[Start of Attachment]

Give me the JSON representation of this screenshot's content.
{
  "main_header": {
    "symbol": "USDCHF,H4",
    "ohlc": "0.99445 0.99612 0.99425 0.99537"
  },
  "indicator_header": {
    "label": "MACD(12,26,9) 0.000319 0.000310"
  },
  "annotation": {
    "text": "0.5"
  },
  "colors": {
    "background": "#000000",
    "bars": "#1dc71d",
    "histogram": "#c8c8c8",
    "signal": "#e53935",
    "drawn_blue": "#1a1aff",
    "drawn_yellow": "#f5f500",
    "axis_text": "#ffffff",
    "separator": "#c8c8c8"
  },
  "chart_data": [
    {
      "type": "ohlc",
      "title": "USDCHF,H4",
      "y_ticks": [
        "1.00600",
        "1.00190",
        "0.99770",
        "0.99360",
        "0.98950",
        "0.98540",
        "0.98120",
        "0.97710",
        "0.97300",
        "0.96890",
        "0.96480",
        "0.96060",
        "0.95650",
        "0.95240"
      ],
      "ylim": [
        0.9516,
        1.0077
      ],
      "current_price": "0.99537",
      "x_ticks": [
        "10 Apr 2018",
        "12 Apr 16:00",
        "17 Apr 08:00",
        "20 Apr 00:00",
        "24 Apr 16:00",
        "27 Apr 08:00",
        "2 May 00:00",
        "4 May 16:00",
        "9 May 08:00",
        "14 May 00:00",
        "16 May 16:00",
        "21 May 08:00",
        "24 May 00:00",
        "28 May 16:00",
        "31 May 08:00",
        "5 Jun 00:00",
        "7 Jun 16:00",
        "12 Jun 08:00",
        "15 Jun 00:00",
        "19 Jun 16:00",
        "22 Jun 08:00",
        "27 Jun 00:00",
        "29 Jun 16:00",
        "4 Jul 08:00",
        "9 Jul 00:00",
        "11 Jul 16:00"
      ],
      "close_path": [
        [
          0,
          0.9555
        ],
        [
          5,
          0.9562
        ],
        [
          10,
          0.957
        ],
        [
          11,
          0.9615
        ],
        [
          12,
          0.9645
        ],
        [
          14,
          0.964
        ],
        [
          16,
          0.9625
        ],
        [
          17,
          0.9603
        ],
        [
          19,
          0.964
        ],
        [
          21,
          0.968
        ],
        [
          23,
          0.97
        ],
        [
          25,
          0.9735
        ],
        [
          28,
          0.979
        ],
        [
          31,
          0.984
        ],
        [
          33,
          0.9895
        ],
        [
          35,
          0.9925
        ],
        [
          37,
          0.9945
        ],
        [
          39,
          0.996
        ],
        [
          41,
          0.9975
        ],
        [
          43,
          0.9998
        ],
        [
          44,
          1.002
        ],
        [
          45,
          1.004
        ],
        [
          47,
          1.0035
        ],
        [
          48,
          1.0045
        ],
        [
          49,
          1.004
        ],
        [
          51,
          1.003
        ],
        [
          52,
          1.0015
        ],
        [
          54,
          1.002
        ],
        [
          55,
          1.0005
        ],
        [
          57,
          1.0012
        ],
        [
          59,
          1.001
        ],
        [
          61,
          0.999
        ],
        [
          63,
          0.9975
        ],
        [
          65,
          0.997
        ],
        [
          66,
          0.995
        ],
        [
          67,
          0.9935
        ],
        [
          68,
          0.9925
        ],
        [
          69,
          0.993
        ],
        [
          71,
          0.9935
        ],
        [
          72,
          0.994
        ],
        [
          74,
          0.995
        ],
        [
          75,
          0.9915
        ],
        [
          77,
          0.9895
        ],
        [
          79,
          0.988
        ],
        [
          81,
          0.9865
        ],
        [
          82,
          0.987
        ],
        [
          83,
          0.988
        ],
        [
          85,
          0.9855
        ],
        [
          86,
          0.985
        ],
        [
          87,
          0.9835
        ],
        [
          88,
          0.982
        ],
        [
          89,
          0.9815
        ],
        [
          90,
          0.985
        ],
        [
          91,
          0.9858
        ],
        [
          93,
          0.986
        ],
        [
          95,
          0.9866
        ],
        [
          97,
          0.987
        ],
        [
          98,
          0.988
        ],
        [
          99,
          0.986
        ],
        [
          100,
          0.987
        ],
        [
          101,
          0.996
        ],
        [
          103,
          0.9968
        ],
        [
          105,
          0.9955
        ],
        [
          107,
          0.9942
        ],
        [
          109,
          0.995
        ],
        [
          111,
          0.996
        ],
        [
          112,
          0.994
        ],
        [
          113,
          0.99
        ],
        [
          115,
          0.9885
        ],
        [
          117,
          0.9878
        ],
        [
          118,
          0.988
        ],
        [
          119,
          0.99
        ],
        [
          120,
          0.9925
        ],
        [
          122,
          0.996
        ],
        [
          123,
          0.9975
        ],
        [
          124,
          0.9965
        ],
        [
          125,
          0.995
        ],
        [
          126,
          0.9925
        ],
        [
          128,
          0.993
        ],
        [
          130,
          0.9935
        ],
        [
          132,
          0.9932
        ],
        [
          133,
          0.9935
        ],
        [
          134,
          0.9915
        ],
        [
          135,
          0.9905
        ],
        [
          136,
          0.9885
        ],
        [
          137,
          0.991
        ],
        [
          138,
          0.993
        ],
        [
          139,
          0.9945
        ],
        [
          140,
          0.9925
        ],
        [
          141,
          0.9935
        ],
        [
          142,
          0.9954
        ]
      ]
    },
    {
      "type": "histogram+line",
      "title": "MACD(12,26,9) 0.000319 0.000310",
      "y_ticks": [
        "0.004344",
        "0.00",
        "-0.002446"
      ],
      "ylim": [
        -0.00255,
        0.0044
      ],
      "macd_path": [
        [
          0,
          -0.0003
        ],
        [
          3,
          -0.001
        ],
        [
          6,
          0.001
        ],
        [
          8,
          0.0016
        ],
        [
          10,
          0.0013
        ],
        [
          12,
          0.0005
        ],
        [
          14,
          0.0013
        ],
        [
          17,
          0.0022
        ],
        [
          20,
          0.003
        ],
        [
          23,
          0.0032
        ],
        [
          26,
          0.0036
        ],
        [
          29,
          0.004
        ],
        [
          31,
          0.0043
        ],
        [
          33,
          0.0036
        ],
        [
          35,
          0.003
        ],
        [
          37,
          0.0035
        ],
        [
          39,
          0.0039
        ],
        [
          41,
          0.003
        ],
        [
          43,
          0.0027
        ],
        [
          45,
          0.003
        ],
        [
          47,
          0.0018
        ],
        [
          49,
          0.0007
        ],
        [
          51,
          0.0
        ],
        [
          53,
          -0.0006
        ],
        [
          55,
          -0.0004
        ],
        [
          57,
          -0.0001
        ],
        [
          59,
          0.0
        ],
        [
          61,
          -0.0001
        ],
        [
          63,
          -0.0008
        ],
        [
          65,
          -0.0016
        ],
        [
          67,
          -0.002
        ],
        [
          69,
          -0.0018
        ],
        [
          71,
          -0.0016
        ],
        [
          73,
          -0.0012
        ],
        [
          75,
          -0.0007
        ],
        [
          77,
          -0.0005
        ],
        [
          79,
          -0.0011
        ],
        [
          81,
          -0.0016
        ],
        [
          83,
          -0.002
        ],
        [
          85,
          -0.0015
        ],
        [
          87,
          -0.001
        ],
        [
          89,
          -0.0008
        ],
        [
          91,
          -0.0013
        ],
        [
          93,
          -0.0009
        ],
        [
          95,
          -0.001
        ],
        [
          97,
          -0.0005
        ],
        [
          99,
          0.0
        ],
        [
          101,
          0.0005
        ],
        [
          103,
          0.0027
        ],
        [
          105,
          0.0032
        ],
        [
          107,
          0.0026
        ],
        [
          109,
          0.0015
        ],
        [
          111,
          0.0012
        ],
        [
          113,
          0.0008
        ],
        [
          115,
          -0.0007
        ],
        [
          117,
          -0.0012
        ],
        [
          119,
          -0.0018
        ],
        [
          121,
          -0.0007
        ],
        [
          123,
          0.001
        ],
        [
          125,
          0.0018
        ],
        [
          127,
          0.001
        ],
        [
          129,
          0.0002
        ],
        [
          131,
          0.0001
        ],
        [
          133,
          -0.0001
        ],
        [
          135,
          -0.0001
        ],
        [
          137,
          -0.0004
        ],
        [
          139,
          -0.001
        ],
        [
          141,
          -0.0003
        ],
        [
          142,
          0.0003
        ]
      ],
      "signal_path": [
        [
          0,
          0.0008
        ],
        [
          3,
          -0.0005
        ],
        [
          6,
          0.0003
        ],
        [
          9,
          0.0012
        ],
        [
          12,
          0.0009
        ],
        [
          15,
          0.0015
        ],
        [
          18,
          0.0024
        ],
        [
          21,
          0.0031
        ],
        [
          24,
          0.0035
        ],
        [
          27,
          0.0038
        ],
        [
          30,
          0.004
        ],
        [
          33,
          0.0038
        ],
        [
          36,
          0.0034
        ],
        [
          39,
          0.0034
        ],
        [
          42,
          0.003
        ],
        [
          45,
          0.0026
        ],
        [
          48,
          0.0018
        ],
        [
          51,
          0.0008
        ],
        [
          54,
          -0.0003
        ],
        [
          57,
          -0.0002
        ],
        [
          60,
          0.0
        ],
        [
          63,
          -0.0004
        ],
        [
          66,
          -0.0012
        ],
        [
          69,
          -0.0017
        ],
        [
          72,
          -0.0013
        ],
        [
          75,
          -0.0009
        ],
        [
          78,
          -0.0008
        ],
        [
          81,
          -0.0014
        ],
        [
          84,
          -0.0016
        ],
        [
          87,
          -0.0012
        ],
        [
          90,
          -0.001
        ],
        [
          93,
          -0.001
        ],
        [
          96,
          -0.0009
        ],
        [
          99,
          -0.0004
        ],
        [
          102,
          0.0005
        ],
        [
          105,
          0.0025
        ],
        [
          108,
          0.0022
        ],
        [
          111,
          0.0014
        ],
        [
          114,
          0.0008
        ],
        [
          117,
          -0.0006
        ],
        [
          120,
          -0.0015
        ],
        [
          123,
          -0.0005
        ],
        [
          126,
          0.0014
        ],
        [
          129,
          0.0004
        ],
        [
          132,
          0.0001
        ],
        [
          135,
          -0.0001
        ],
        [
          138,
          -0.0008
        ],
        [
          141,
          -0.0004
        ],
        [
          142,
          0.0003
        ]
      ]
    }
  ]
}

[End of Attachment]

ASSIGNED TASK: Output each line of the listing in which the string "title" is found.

RESPONSE TO THIS TASK:
      "title": "USDCHF,H4",
      "title": "MACD(12,26,9) 0.000319 0.000310",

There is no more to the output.